The more astute amongst you might notice that this “annual cost of current debt” calculation is not strictly accurate as it is based on a the assumption that your balances and interest rates would not change over the course of the year. Whilst this of course would not be exactly true as you would be making the minimum monthly payments and receiving interest charges and fees, for the purpose of this exercise the difference that it would make is very small.
Debt to Asset Ratio (Debt Equity Ratio)
The debt to asset or debt to equity ratio at the top of the debt calculator spreadsheet uses the following formula
total liabilities / total assets
In this sheet; that is the totals from the credit cards and loans section PLUS the total from the mortgage and secured loans divided by property value plus current accounts, savings and investments.
Many credit providers like to see that you have a healthy debt to asset ratio before they offer you any kind of credit facility. A low ratio implies that you have more assets either in cash or some form of saleable entity than you have debts or liabilities, therefore you are seen as a much lower risk and they will likely offer you a better rate.
However a lack of credit can also count against you as the provider can’t see your track record, they like to see debt that has been or is being paid off as this again makes you look like a nice low risk for them.

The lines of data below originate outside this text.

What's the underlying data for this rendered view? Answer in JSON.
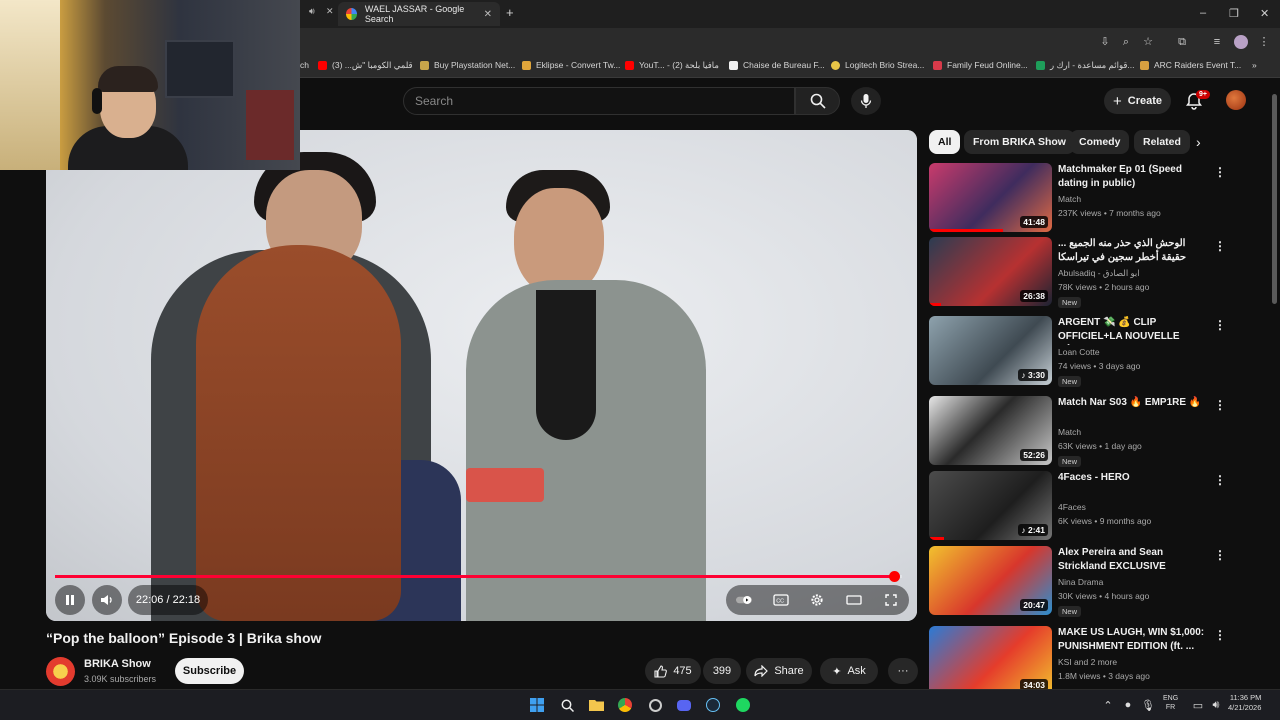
{
  "browser": {
    "active_tab_title": "WAEL JASSAR - Google Search",
    "new_tab_symbol": "+",
    "window_controls": {
      "minimize": "–",
      "restore": "❐",
      "close": "✕"
    },
    "bookmarks": [
      {
        "label": "ch",
        "icon_color": "#2b2b2b"
      },
      {
        "label": "قلمي الكومبا \"ش... (3)",
        "icon_color": "#ff0000"
      },
      {
        "label": "Buy Playstation Net...",
        "icon_color": "#c8a54a"
      },
      {
        "label": "Eklipse - Convert Tw...",
        "icon_color": "#e0a53b"
      },
      {
        "label": "YouT... - مافيا بلحة (2)",
        "icon_color": "#ff0000"
      },
      {
        "label": "Chaise de Bureau F...",
        "icon_color": "#f1f1f1"
      },
      {
        "label": "Logitech Brio Strea...",
        "icon_color": "#e8c547"
      },
      {
        "label": "Family Feud Online...",
        "icon_color": "#d83a4a"
      },
      {
        "label": "قوائم مساعدة - ارك ر...",
        "icon_color": "#1e9e5a"
      },
      {
        "label": "ARC Raiders Event T...",
        "icon_color": "#d8a040"
      }
    ],
    "bookmarks_overflow": "»"
  },
  "youtube": {
    "search_placeholder": "Search",
    "create_label": "Create",
    "notification_count": "9+",
    "player": {
      "current_time": "22:06",
      "duration": "22:18",
      "progress_fraction": 0.99
    },
    "video": {
      "title": "“Pop the balloon” Episode 3 | Brika show",
      "channel": "BRIKA Show",
      "subscribers": "3.09K subscribers",
      "subscribe_label": "Subscribe",
      "likes": "475",
      "dislikes": "399",
      "share_label": "Share",
      "ask_label": "Ask",
      "more_label": "···"
    },
    "chips": [
      "All",
      "From BRIKA Show",
      "Comedy",
      "Related"
    ],
    "recommendations": [
      {
        "title": "Matchmaker Ep 01 (Speed dating in public)",
        "channel": "Match",
        "meta": "237K views • 7 months ago",
        "duration": "41:48",
        "new": false,
        "thumb": "linear-gradient(135deg,#c93b6c,#3f2c5e 55%,#e06a44)",
        "watched": 0.6
      },
      {
        "title": "الوحش الذي حذر منه الجميع ... حقيقة أخطر سجين في تيراسكا الامريكية",
        "channel": "Abulsadiq - ابو الصادق",
        "meta": "78K views • 2 hours ago",
        "duration": "26:38",
        "new": true,
        "thumb": "linear-gradient(135deg,#2b3c52,#b73131 60%,#1b2333)",
        "watched": 0.1
      },
      {
        "title": "ARGENT 💸 💰 CLIP OFFICIEL+LA NOUVELLE SÉRIE",
        "channel": "Loan Cotte",
        "meta": "74 views • 3 days ago",
        "duration": "♪ 3:30",
        "new": true,
        "thumb": "linear-gradient(135deg,#8ea2ad,#3f4a52 60%,#c7d0d6)",
        "watched": 0
      },
      {
        "title": "Match Nar S03 🔥 EMP1RE 🔥",
        "channel": "Match",
        "meta": "63K views • 1 day ago",
        "duration": "52:26",
        "new": true,
        "thumb": "linear-gradient(135deg,#e8e8e8,#2a2a2a 45%,#c9c9c9)",
        "watched": 0
      },
      {
        "title": "4Faces - HERO",
        "channel": "4Faces",
        "meta": "6K views • 9 months ago",
        "duration": "♪ 2:41",
        "new": false,
        "thumb": "linear-gradient(135deg,#4c4c4c,#1e1e1e 60%,#777)",
        "watched": 0.12
      },
      {
        "title": "Alex Pereira and Sean Strickland EXCLUSIVE sparrin...",
        "channel": "Nina Drama",
        "meta": "30K views • 4 hours ago",
        "duration": "20:47",
        "new": true,
        "thumb": "linear-gradient(135deg,#f2c12e,#d8362c 55%,#2b8fd0)",
        "watched": 0
      },
      {
        "title": "MAKE US LAUGH, WIN $1,000: PUNISHMENT EDITION (ft. ...",
        "channel": "KSI and 2 more",
        "meta": "1.8M views • 3 days ago",
        "duration": "34:03",
        "new": false,
        "thumb": "linear-gradient(135deg,#2b7bd6,#e53c2b 55%,#f2c12e)",
        "watched": 0
      }
    ]
  },
  "taskbar": {
    "lang_top": "ENG",
    "lang_bottom": "FR",
    "time": "11:36 PM",
    "date": "4/21/2026"
  }
}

You might not think that your credit rating really means that much, especially if you rarely apply for credit or just leave your mortgage product with the same company year after year, but it could save you thousands. A good credit rating is like the best image filter you’ve ever seen, it makes you look so shiny and nice that companies will be falling over themselves to give you money at nice low rates.
Should I consolidate my credit card debts?
So you’ve completed the spreadsheet and don’t know where to go from here. Well, depending on what surprises this has thrown up for you, you have a number of options.
Your first point of call should always be to check your credit score and make sure that ALL 3 agencies hold the CORRECT data about you. It’s surprising how often this is out of date and it limits your choices for cheaper debt massively so please don’t apply for any new credit until you’ve checked this is all ok.
Second point would be to restructure what you have, either through 0% or lower interest cards or a consolidation loan. Take a look at our article on consolidation options first though.
If you have high interest cards and can’t get any free or cheaper credit, then you might want to consolidate or re-mortgage. Don’t take the first offer on this, shop around as much as you can, use comparison sites and do your research. If you are taking a new loan over a much longer time, make sure you run the numbers, just because the rate is lower it might still be more expensive if you’re paying it for a longer period of time.
Make a few copies of the debt calculator spreadsheet and test a few different scenarios to see what the end result might look like.
If you have a mortgage with a low LTV rate and high interest cards, this again could be an option but look closely at the numbers and if possible, get some impartial advice before you sign on the dotted line.
A debt management plan can be expensive, try this for free, we won’t even send you loads of emails and it could save you a serious amount of cash, not to mention the satisfaction from sorting your debts out by yourself – for free, double bonus!